N2 - Objective - Endothelium-derived hyperpolarizing factor (EDHF) plays an important role in modulating vascular tone, especially in microvessels, although its nature has yet to be elucidated. This study was designed to examine whether hydrogen peroxide (H2O2) is an EDHF in porcine coronary microvessels with use of an electron spin resonance (ESR) method to directly detect H2O2 production from the endothelium. Methods and Results - Isometric tension and membrane-potential recordings demonstrated that bradykinin and substance P caused EDHF-mediated relaxations and hyperpolarizations of porcine coronary microvessels in the presence of indomethacin and Nω-nitro-L-arginine. The contribution of H2O2 to the EDHF-mediated responses was demonstrated by the inhibitory effect of catalase and by the relaxing and hyperpolarizing effects of exogenous H2O2. Endothelial production of H2O2 was quantified in bradykinin- or substance P-stimulated intact blood vessels by ESR spectroscopy. Tiron, a superoxide scavenger that facilitates H2O2 formation, enhanced bradykinin-induced production of H2O2, as well as the EDHF-mediated relaxations and hyperpolarizations. By contrast, cytochrome P-450 inhibitors (sulfaphenazole or 17-octadecynoic acid) or a gap junction inhibitor (18α-glycyrrhetinic acid) failed to inhibit the EDHF-mediated relaxations. Involvement of endothelium-derived K+ was not evident in experiments with ouabain plus Ba2+ or exogenous K+. Conclusion - These results provide ESR evidence that H2O2 is an EDHF in porcine coronary microvessels.

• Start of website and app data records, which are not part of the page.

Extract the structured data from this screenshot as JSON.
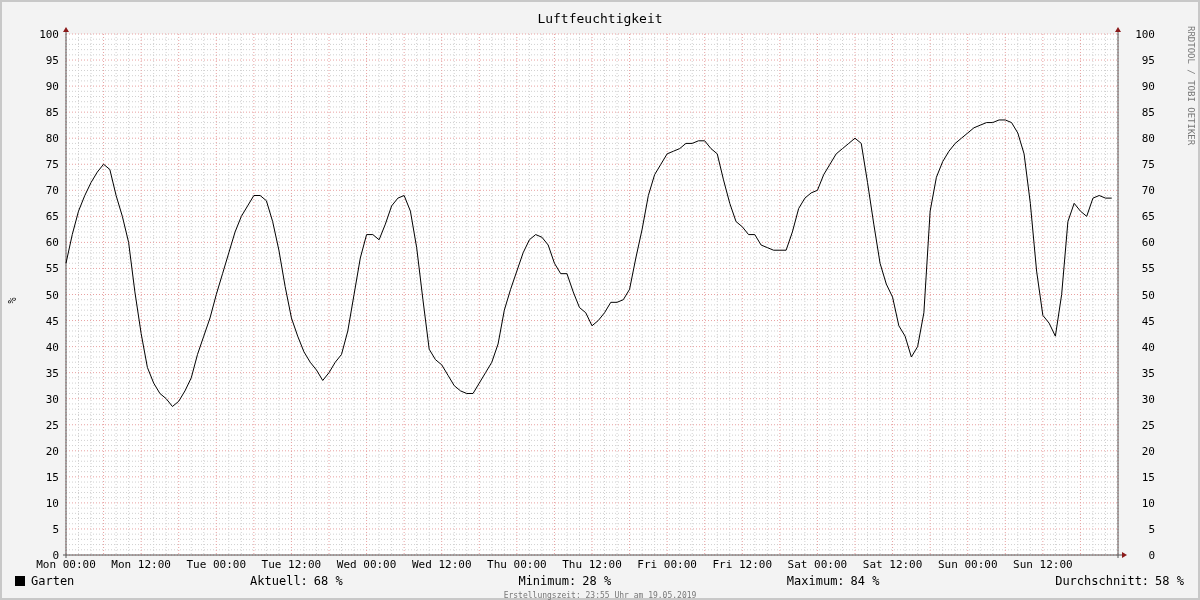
{
  "title": "Luftfeuchtigkeit",
  "chart": {
    "right_axis_labels": [
      "100",
      "95",
      "90",
      "85",
      "80",
      "75",
      "70",
      "65",
      "60",
      "55",
      "50",
      "45",
      "40",
      "35",
      "30",
      "25",
      "20",
      "15",
      "10",
      "5",
      "0"
    ],
    "chart_data": {
      "type": "line",
      "ylabel": "%",
      "grid": true,
      "ylim": [
        0,
        100
      ],
      "categories": [
        "Mon 00:00",
        null,
        null,
        null,
        null,
        null,
        null,
        null,
        null,
        null,
        null,
        null,
        "Mon 12:00",
        null,
        null,
        null,
        null,
        null,
        null,
        null,
        null,
        null,
        null,
        null,
        "Tue 00:00",
        null,
        null,
        null,
        null,
        null,
        null,
        null,
        null,
        null,
        null,
        null,
        "Tue 12:00",
        null,
        null,
        null,
        null,
        null,
        null,
        null,
        null,
        null,
        null,
        null,
        "Wed 00:00",
        null,
        null,
        null,
        null,
        null,
        null,
        null,
        null,
        null,
        null,
        null,
        "Wed 12:00",
        null,
        null,
        null,
        null,
        null,
        null,
        null,
        null,
        null,
        null,
        null,
        "Thu 00:00",
        null,
        null,
        null,
        null,
        null,
        null,
        null,
        null,
        null,
        null,
        null,
        "Thu 12:00",
        null,
        null,
        null,
        null,
        null,
        null,
        null,
        null,
        null,
        null,
        null,
        "Fri 00:00",
        null,
        null,
        null,
        null,
        null,
        null,
        null,
        null,
        null,
        null,
        null,
        "Fri 12:00",
        null,
        null,
        null,
        null,
        null,
        null,
        null,
        null,
        null,
        null,
        null,
        "Sat 00:00",
        null,
        null,
        null,
        null,
        null,
        null,
        null,
        null,
        null,
        null,
        null,
        "Sat 12:00",
        null,
        null,
        null,
        null,
        null,
        null,
        null,
        null,
        null,
        null,
        null,
        "Sun 00:00",
        null,
        null,
        null,
        null,
        null,
        null,
        null,
        null,
        null,
        null,
        null,
        "Sun 12:00",
        null,
        null,
        null,
        null,
        null,
        null,
        null,
        null,
        null,
        null,
        null
      ],
      "yticks": [
        0,
        5,
        10,
        15,
        20,
        25,
        30,
        35,
        40,
        45,
        50,
        55,
        60,
        65,
        70,
        75,
        80,
        85,
        90,
        95,
        100
      ],
      "series": [
        {
          "name": "Garten",
          "color": "#000000",
          "values": [
            56,
            61.5,
            66,
            69,
            71.5,
            73.5,
            75,
            74,
            69,
            65,
            60,
            50.5,
            42.5,
            36,
            33,
            31,
            30,
            28.5,
            29.5,
            31.5,
            34,
            38.5,
            42,
            45.5,
            50,
            54,
            58,
            62,
            65,
            67,
            69,
            69,
            68,
            64,
            58.5,
            51.5,
            45.5,
            42,
            39,
            37,
            35.5,
            33.5,
            35,
            37,
            38.5,
            43,
            50,
            57,
            61.5,
            61.5,
            60.5,
            63.5,
            67,
            68.5,
            69,
            66,
            59,
            49,
            39.5,
            37.5,
            36.5,
            34.5,
            32.5,
            31.5,
            31,
            31,
            33,
            35,
            37,
            40.5,
            47,
            51,
            54.5,
            58,
            60.5,
            61.5,
            61,
            59.5,
            56,
            54,
            54,
            50.5,
            47.5,
            46.5,
            44,
            45,
            46.5,
            48.5,
            48.5,
            49,
            51,
            57,
            62.5,
            69,
            73,
            75,
            77,
            77.5,
            78,
            79,
            79,
            79.5,
            79.5,
            78,
            77,
            72,
            67.5,
            64,
            63,
            61.5,
            61.5,
            59.5,
            59,
            58.5,
            58.5,
            58.5,
            62,
            66.5,
            68.5,
            69.5,
            70,
            73,
            75,
            77,
            78,
            79,
            80,
            79,
            71.5,
            63.5,
            56,
            52,
            49.5,
            44,
            42,
            38,
            40,
            46.5,
            66,
            72.5,
            75.5,
            77.5,
            79,
            80,
            81,
            82,
            82.5,
            83,
            83,
            83.5,
            83.5,
            83,
            81,
            77,
            67.5,
            54.5,
            46,
            44.5,
            42,
            50,
            64,
            67.5,
            66,
            65,
            68.5,
            69,
            68.5,
            68.5
          ]
        }
      ]
    }
  },
  "side_note": "RRDTOOL / TOBI OETIKER",
  "stats": [
    {
      "label": "Aktuell:",
      "value": "68 %"
    },
    {
      "label": "Minimum:",
      "value": "28 %"
    },
    {
      "label": "Maximum:",
      "value": "84 %"
    },
    {
      "label": "Durchschnitt:",
      "value": "58 %"
    }
  ],
  "footer": "Erstellungszeit: 23:55 Uhr am 19.05.2019"
}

AB - Objective - Endothelium-derived hyperpolarizing factor (EDHF) plays an important role in modulating vascular tone, especially in microvessels, although its nature has yet to be elucidated. This study was designed to examine whether hydrogen peroxide (H2O2) is an EDHF in porcine coronary microvessels with use of an electron spin resonance (ESR) method to directly detect H2O2 production from the endothelium. Methods and Results - Isometric tension and membrane-potential recordings demonstrated that bradykinin and substance P caused EDHF-mediated relaxations and hyperpolarizations of porcine coronary microvessels in the presence of indomethacin and Nω-nitro-L-arginine. The contribution of H2O2 to the EDHF-mediated responses was demonstrated by the inhibitory effect of catalase and by the relaxing and hyperpolarizing effects of exogenous H2O2. Endothelial production of H2O2 was quantified in bradykinin- or substance P-stimulated intact blood vessels by ESR spectroscopy. Tiron, a superoxide scavenger that facilitates H2O2 formation, enhanced bradykinin-induced production of H2O2, as well as the EDHF-mediated relaxations and hyperpolarizations. By contrast, cytochrome P-450 inhibitors (sulfaphenazole or 17-octadecynoic acid) or a gap junction inhibitor (18α-glycyrrhetinic acid) failed to inhibit the EDHF-mediated relaxations. Involvement of endothelium-derived K+ was not evident in experiments with ouabain plus Ba2+ or exogenous K+. Conclusion - These results provide ESR evidence that H2O2 is an EDHF in porcine coronary microvessels.

UR - http://www.scopus.com/inward/record.url?scp=10744220399&partnerID=8YFLogxK

UR - http://www.scopus.com/inward/citedby.url?scp=10744220399&partnerID=8YFLogxK

U2 - 10.1161/01.ATV.0000078601.79536.6C

DO - 10.1161/01.ATV.0000078601.79536.6C

M3 - Article

VL - 23

SP - 1224

EP - 1230

JO - Arteriosclerosis, Thrombosis, and Vascular Biology

JF - Arteriosclerosis, Thrombosis, and Vascular Biology

SN - 1079-5642

IS - 7

ER -